The 7.6 magnitude earthquake that shook the western coast of central Japan on New Year’s Day left at least 202 dead and 102 missing, according to the latest data provided today by the local authorities of Ishikawa prefecture, the most affected. A week after the devastating earthquake, the authorities have made public the latest data on confirmed deaths, while the search for victims and assistance to those affected continues to be hampered by the snow and the damage that the earthquake caused to roads and connections.

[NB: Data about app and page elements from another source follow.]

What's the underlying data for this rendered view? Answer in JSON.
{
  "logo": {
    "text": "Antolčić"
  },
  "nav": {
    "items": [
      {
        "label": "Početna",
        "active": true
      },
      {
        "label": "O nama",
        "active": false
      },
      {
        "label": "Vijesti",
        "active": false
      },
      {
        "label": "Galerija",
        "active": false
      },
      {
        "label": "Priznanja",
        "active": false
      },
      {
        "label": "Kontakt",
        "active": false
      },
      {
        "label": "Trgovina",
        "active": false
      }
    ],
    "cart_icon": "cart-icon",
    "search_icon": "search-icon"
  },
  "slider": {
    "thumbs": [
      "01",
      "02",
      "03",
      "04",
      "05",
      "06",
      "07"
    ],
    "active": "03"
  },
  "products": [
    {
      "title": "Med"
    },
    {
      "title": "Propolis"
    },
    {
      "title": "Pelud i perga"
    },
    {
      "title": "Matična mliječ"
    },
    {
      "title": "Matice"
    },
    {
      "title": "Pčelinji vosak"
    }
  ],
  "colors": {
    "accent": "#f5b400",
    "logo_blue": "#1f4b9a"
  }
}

In Wajima, one of the most affected cities, 81 people died, 91 in Suzu, 5 in the city of Nanao, 20 in Anamizu, 2 in Noto, 2 in Shiga and one person in Hakui. The number of seriously and slightly injured people stands at 565, while around 28,000 people are still displaced and thousands of houses remain without power with temperatures below zero in the most seriously affected areas. About 6,300 members of the Japanese military joined local rescue teams and those sent from other provinces to participate in rescue and supply operations, which proved complicated and insufficient in some areas, according to testimonies of those affected. The Japanese government announced today that it will allocate more than 4.7 billion yen (about 30 million euros) of its reserve funds to send humanitarian aid to the Noto peninsula, including food, water, fuel and other essential products. In recent days, damage to roads and access roads has made it difficult to transport supplies, which must be delivered via drones or on foot